• **Work required**:
The data that follows is to be given again, exactly as written.

• **Excerpts from an interface dataset**:
********

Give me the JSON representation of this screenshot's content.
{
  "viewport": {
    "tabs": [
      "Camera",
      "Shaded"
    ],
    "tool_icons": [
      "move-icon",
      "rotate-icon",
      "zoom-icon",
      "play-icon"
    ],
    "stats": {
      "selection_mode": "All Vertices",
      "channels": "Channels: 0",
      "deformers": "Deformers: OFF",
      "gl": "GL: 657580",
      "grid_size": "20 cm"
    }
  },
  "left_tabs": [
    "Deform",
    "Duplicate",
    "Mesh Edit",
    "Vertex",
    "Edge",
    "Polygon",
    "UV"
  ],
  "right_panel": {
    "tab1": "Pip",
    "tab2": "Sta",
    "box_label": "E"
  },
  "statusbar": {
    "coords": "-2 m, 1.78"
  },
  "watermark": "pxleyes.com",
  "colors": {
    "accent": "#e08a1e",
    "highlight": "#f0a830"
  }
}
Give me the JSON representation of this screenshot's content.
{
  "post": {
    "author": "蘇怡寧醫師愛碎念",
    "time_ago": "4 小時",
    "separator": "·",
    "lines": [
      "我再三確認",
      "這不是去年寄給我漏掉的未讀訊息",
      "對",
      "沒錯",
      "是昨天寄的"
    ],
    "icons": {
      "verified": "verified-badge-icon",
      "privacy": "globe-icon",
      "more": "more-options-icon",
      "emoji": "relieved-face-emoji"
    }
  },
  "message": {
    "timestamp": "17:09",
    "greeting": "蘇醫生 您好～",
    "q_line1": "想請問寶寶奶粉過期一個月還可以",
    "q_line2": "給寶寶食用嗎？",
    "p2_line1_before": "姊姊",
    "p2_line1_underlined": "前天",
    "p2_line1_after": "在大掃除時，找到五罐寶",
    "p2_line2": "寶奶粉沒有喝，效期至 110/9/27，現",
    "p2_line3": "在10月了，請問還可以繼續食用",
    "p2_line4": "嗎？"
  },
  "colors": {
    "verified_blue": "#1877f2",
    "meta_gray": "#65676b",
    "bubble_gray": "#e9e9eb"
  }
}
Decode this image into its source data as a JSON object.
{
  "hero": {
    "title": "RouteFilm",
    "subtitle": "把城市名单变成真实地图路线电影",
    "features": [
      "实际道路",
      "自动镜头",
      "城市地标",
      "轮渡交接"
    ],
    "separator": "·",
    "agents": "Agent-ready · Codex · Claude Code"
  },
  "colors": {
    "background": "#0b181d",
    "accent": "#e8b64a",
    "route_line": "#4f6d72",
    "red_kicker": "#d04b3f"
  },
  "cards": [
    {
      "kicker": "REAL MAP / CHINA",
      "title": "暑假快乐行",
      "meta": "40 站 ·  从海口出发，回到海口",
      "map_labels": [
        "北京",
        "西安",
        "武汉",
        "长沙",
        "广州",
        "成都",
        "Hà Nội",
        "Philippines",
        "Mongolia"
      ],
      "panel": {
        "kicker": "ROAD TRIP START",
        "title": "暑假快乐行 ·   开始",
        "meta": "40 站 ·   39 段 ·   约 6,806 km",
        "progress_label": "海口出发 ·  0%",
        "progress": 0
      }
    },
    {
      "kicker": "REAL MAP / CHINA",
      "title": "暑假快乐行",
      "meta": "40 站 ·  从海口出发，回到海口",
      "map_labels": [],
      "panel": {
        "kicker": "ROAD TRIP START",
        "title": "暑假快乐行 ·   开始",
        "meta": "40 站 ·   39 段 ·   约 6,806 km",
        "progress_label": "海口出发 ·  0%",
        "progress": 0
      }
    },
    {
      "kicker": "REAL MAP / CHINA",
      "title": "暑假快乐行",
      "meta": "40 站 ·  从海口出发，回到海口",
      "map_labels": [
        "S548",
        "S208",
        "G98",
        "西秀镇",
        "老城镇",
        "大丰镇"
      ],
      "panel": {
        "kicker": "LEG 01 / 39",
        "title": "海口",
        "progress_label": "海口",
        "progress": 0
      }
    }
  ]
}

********

• **Answer for the task**:
Give me the JSON representation of this screenshot's content.
{
  "viewport": {
    "tabs": [
      "Camera",
      "Shaded"
    ],
    "tool_icons": [
      "move-icon",
      "rotate-icon",
      "zoom-icon",
      "play-icon"
    ],
    "stats": {
      "selection_mode": "All Vertices",
      "channels": "Channels: 0",
      "deformers": "Deformers: OFF",
      "gl": "GL: 657580",
      "grid_size": "20 cm"
    }
  },
  "left_tabs": [
    "Deform",
    "Duplicate",
    "Mesh Edit",
    "Vertex",
    "Edge",
    "Polygon",
    "UV"
  ],
  "right_panel": {
    "tab1": "Pip",
    "tab2": "Sta",
    "box_label": "E"
  },
  "statusbar": {
    "coords": "-2 m, 1.78"
  },
  "watermark": "pxleyes.com",
  "colors": {
    "accent": "#e08a1e",
    "highlight": "#f0a830"
  }
}
Give me the JSON representation of this screenshot's content.
{
  "post": {
    "author": "蘇怡寧醫師愛碎念",
    "time_ago": "4 小時",
    "separator": "·",
    "lines": [
      "我再三確認",
      "這不是去年寄給我漏掉的未讀訊息",
      "對",
      "沒錯",
      "是昨天寄的"
    ],
    "icons": {
      "verified": "verified-badge-icon",
      "privacy": "globe-icon",
      "more": "more-options-icon",
      "emoji": "relieved-face-emoji"
    }
  },
  "message": {
    "timestamp": "17:09",
    "greeting": "蘇醫生 您好～",
    "q_line1": "想請問寶寶奶粉過期一個月還可以",
    "q_line2": "給寶寶食用嗎？",
    "p2_line1_before": "姊姊",
    "p2_line1_underlined": "前天",
    "p2_line1_after": "在大掃除時，找到五罐寶",
    "p2_line2": "寶奶粉沒有喝，效期至 110/9/27，現",
    "p2_line3": "在10月了，請問還可以繼續食用",
    "p2_line4": "嗎？"
  },
  "colors": {
    "verified_blue": "#1877f2",
    "meta_gray": "#65676b",
    "bubble_gray": "#e9e9eb"
  }
}
Decode this image into its source data as a JSON object.
{
  "hero": {
    "title": "RouteFilm",
    "subtitle": "把城市名单变成真实地图路线电影",
    "features": [
      "实际道路",
      "自动镜头",
      "城市地标",
      "轮渡交接"
    ],
    "separator": "·",
    "agents": "Agent-ready · Codex · Claude Code"
  },
  "colors": {
    "background": "#0b181d",
    "accent": "#e8b64a",
    "route_line": "#4f6d72",
    "red_kicker": "#d04b3f"
  },
  "cards": [
    {
      "kicker": "REAL MAP / CHINA",
      "title": "暑假快乐行",
      "meta": "40 站 ·  从海口出发，回到海口",
      "map_labels": [
        "北京",
        "西安",
        "武汉",
        "长沙",
        "广州",
        "成都",
        "Hà Nội",
        "Philippines",
        "Mongolia"
      ],
      "panel": {
        "kicker": "ROAD TRIP START",
        "title": "暑假快乐行 ·   开始",
        "meta": "40 站 ·   39 段 ·   约 6,806 km",
        "progress_label": "海口出发 ·  0%",
        "progress": 0
      }
    },
    {
      "kicker": "REAL MAP / CHINA",
      "title": "暑假快乐行",
      "meta": "40 站 ·  从海口出发，回到海口",
      "map_labels": [],
      "panel": {
        "kicker": "ROAD TRIP START",
        "title": "暑假快乐行 ·   开始",
        "meta": "40 站 ·   39 段 ·   约 6,806 km",
        "progress_label": "海口出发 ·  0%",
        "progress": 0
      }
    },
    {
      "kicker": "REAL MAP / CHINA",
      "title": "暑假快乐行",
      "meta": "40 站 ·  从海口出发，回到海口",
      "map_labels": [
        "S548",
        "S208",
        "G98",
        "西秀镇",
        "老城镇",
        "大丰镇"
      ],
      "panel": {
        "kicker": "LEG 01 / 39",
        "title": "海口",
        "progress_label": "海口",
        "progress": 0
      }
    }
  ]
}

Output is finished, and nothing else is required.